§ PROBLEM TO SOLVE: Retype the entries exactly, but skip the pictures.

Items from an interface collection:
Content starts
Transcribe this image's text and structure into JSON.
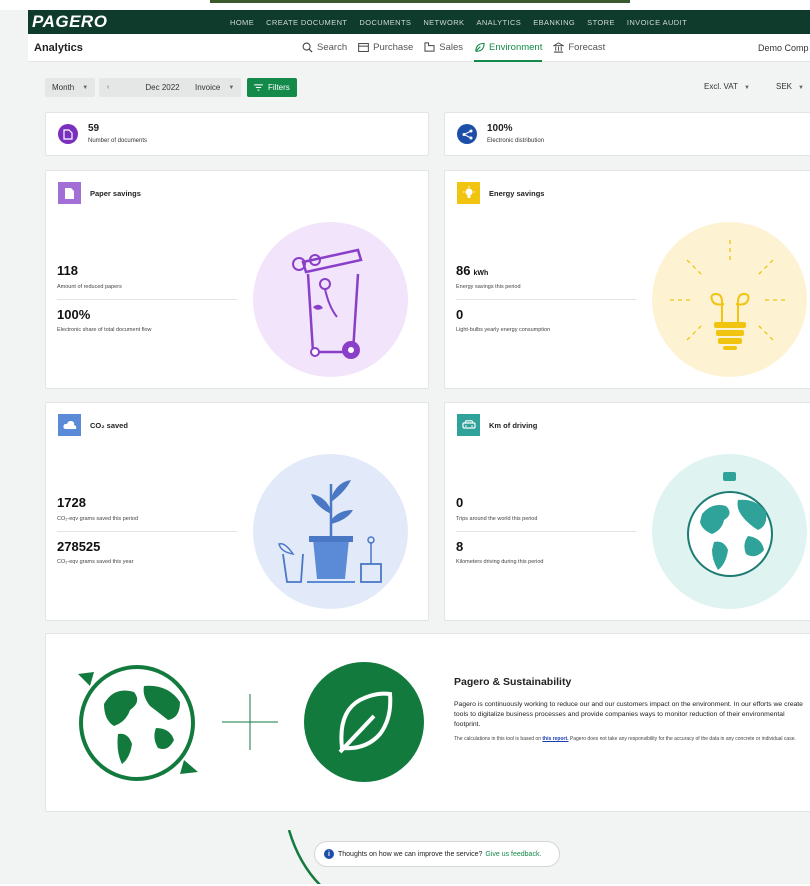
{
  "brand": {
    "logo_text": "PAGERO",
    "nav_bg": "#0e3b2c",
    "accent": "#13894a"
  },
  "top_nav": [
    "HOME",
    "CREATE DOCUMENT",
    "DOCUMENTS",
    "NETWORK",
    "ANALYTICS",
    "EBANKING",
    "STORE",
    "INVOICE AUDIT"
  ],
  "sub_nav": {
    "title": "Analytics",
    "tabs": [
      {
        "label": "Search",
        "icon": "search-icon"
      },
      {
        "label": "Purchase",
        "icon": "purchase-icon"
      },
      {
        "label": "Sales",
        "icon": "sales-icon"
      },
      {
        "label": "Environment",
        "icon": "leaf-icon",
        "active": true
      },
      {
        "label": "Forecast",
        "icon": "bank-icon"
      }
    ],
    "company": "Demo Comp"
  },
  "filters": {
    "period_type": "Month",
    "period": "Dec 2022",
    "doc_type": "Invoice",
    "filters_label": "Filters",
    "vat": "Excl. VAT",
    "currency": "SEK"
  },
  "kpis": {
    "documents": {
      "value": "59",
      "label": "Number of documents",
      "color": "#7b2fbf"
    },
    "distribution": {
      "value": "100%",
      "label": "Electronic distribution",
      "color": "#1d4ea8"
    }
  },
  "cards": {
    "paper": {
      "title": "Paper savings",
      "v1": "118",
      "l1": "Amount of reduced papers",
      "v2": "100%",
      "l2": "Electronic share of total document flow",
      "color": "#a26fd6",
      "bg": "#f1e4fb"
    },
    "energy": {
      "title": "Energy savings",
      "v1": "86",
      "v1_unit": "kWh",
      "l1": "Energy savings this period",
      "v2": "0",
      "l2": "Light-bulbs yearly energy consumption",
      "color": "#f1c40f",
      "bg": "#fdf3d3"
    },
    "co2": {
      "title": "CO₂ saved",
      "v1": "1728",
      "l1": "CO₂-eqv grams saved this period",
      "v2": "278525",
      "l2": "CO₂-eqv grams saved this year",
      "color": "#5b8ad6",
      "bg": "#e2e9f9"
    },
    "driving": {
      "title": "Km of driving",
      "v1": "0",
      "l1": "Trips around the world this period",
      "v2": "8",
      "l2": "Kilometers driving during this period",
      "color": "#2fa39a",
      "bg": "#dff3f1"
    }
  },
  "sustainability": {
    "title": "Pagero & Sustainability",
    "body": "Pagero is continuously working to reduce our and our customers impact on the environment. In our efforts we create tools to digitalize business processes and provide companies ways to monitor reduction of their environmental footprint.",
    "note_before": "The calculations in this tool is based on ",
    "note_link": "this report.",
    "note_after": " Pagero does not take any responsibility for the accuracy of the data in any concrete or individual case."
  },
  "feedback": {
    "text": "Thoughts on how we can improve the service?",
    "link": "Give us feedback."
  }
}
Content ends
§ FINAL ANSWER:
Transcribe this image's text and structure into JSON.
{
  "brand": {
    "logo_text": "PAGERO",
    "nav_bg": "#0e3b2c",
    "accent": "#13894a"
  },
  "top_nav": [
    "HOME",
    "CREATE DOCUMENT",
    "DOCUMENTS",
    "NETWORK",
    "ANALYTICS",
    "EBANKING",
    "STORE",
    "INVOICE AUDIT"
  ],
  "sub_nav": {
    "title": "Analytics",
    "tabs": [
      {
        "label": "Search",
        "icon": "search-icon"
      },
      {
        "label": "Purchase",
        "icon": "purchase-icon"
      },
      {
        "label": "Sales",
        "icon": "sales-icon"
      },
      {
        "label": "Environment",
        "icon": "leaf-icon",
        "active": true
      },
      {
        "label": "Forecast",
        "icon": "bank-icon"
      }
    ],
    "company": "Demo Comp"
  },
  "filters": {
    "period_type": "Month",
    "period": "Dec 2022",
    "doc_type": "Invoice",
    "filters_label": "Filters",
    "vat": "Excl. VAT",
    "currency": "SEK"
  },
  "kpis": {
    "documents": {
      "value": "59",
      "label": "Number of documents",
      "color": "#7b2fbf"
    },
    "distribution": {
      "value": "100%",
      "label": "Electronic distribution",
      "color": "#1d4ea8"
    }
  },
  "cards": {
    "paper": {
      "title": "Paper savings",
      "v1": "118",
      "l1": "Amount of reduced papers",
      "v2": "100%",
      "l2": "Electronic share of total document flow",
      "color": "#a26fd6",
      "bg": "#f1e4fb"
    },
    "energy": {
      "title": "Energy savings",
      "v1": "86",
      "v1_unit": "kWh",
      "l1": "Energy savings this period",
      "v2": "0",
      "l2": "Light-bulbs yearly energy consumption",
      "color": "#f1c40f",
      "bg": "#fdf3d3"
    },
    "co2": {
      "title": "CO₂ saved",
      "v1": "1728",
      "l1": "CO₂-eqv grams saved this period",
      "v2": "278525",
      "l2": "CO₂-eqv grams saved this year",
      "color": "#5b8ad6",
      "bg": "#e2e9f9"
    },
    "driving": {
      "title": "Km of driving",
      "v1": "0",
      "l1": "Trips around the world this period",
      "v2": "8",
      "l2": "Kilometers driving during this period",
      "color": "#2fa39a",
      "bg": "#dff3f1"
    }
  },
  "sustainability": {
    "title": "Pagero & Sustainability",
    "body": "Pagero is continuously working to reduce our and our customers impact on the environment. In our efforts we create tools to digitalize business processes and provide companies ways to monitor reduction of their environmental footprint.",
    "note_before": "The calculations in this tool is based on ",
    "note_link": "this report.",
    "note_after": " Pagero does not take any responsibility for the accuracy of the data in any concrete or individual case."
  },
  "feedback": {
    "text": "Thoughts on how we can improve the service?",
    "link": "Give us feedback."
  }
}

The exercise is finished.